He has to fill it out by writing the number of calories that the patient needs and its equivalent.

In this manner, the patient will know the body weight appropriate for him and will take the necessary steps to achieve that weight target.

  1. Methods of Achieving Energy Balance to Keep the Right Weight

After a patient receives information about the number of calories he needs to keep suitable body weight, doctors would determine and prescribe his diet and physical activities.

Every person is different when it comes to the number of calories he requires per day.

He either has to lose, maintain, or gain more weight, which are details that the energy counter helps determine.

Doctors would also discuss the concept of energy balance.

This idea pertains to the state of equilibrium in the calorie intake a person gets through drinking and eating, compared to the calories he burns by engaging in physical activities.

“Energy In” is the food and drink a person takes in his body, while “Energy Out” pertains to the calories he burns through exercises and other activities.

The amount of “Energy Out” or physical activity that a person performs is a significant component of keeping energy balance.

People who are more physically active can burn more energy or calories than people who are not.

According to the US National Heart, Lung, and Blood Institute, the following formulas indicate the correlation between energy balance and weight.

1) The same amount of ENERGY OUT (Calories burned) and ENERGY IN (Calories

consumed) over time = Weight Unchanged

2) More ENERGY OUT than ENERGY IN over time = Weight Loss

3) More ENERGY IN than ENERGY OUT over time = Weight Gain

Therefore, once a person understands whether he needs to lose or gain weight, he has to be mindful of the things he should do based on the doctor’s prescription.

III. Techniques That Help in Preventing Weight Gain

As adults, they are healthy if they are not overweight or underweight. Obese people should reduce their calorie intake (Energy In) and increase their calorie burn (Energy Out).

Performing these measures are the optimal methods for people to attain and keep healthy body weight.

For example, for a 150-pound person, he can burn 150 calories (Energy Out) in 30 minutes by doing the following activities:

  1. Going for a bike ride;
  2. Shooting hoops;
  3. Walking two miles; and
  4. Doing gardening or yard work, raking leaves, and so forth.

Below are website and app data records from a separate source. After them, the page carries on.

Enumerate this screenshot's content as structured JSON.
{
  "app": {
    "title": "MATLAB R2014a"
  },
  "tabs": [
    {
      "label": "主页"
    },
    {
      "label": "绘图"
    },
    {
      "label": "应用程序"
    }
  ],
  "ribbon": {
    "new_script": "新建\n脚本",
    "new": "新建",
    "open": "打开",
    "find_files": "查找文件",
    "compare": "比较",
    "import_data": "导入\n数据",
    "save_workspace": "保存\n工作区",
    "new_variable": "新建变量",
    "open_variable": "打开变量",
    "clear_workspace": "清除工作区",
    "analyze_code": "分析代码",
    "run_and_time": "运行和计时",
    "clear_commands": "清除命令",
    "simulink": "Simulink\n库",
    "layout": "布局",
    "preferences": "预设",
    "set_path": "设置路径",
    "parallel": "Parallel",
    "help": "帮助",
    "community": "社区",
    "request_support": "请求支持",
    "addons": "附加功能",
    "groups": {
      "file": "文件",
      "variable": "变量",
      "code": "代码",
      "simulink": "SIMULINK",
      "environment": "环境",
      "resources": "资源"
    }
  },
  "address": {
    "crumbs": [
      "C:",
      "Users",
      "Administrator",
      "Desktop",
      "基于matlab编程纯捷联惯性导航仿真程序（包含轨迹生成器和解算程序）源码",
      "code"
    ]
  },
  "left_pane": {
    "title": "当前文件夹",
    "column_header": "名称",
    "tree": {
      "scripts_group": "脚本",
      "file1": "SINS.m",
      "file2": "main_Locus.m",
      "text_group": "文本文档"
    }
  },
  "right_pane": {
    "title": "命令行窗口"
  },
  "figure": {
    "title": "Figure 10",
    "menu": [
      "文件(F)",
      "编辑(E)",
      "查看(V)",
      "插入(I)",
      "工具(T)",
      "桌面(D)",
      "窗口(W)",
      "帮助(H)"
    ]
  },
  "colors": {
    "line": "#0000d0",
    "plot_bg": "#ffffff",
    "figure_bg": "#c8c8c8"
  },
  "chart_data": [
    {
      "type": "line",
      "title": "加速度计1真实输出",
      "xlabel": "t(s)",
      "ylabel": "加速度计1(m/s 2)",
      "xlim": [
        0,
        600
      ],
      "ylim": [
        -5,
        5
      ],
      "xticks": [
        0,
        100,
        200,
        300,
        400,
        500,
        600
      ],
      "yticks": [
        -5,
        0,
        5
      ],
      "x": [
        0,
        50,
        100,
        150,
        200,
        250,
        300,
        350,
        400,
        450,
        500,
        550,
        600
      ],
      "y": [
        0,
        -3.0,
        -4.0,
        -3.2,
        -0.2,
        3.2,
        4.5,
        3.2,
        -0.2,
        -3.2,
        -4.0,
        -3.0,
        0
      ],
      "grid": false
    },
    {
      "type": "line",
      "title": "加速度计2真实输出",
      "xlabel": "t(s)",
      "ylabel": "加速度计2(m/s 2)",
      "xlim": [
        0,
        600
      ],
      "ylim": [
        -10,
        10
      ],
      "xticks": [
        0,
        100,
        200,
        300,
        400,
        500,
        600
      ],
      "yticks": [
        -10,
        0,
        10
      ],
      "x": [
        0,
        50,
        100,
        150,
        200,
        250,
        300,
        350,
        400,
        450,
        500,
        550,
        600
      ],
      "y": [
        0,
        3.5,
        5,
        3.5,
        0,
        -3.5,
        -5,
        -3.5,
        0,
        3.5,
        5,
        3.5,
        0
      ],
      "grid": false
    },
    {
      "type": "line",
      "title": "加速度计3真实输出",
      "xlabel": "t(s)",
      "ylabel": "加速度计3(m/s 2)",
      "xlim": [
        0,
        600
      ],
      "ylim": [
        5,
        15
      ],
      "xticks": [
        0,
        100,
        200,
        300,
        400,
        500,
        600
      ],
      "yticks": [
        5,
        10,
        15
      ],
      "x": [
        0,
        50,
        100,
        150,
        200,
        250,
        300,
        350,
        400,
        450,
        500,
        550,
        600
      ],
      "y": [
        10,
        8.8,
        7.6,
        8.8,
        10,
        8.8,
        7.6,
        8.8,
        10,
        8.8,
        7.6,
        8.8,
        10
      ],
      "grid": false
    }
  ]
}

Doing these physical activities can undoubtedly help adults burn calories.

They just need to be consistent with their intent to stay healthy to prevent weight gain and avert serious ailments that aging entail.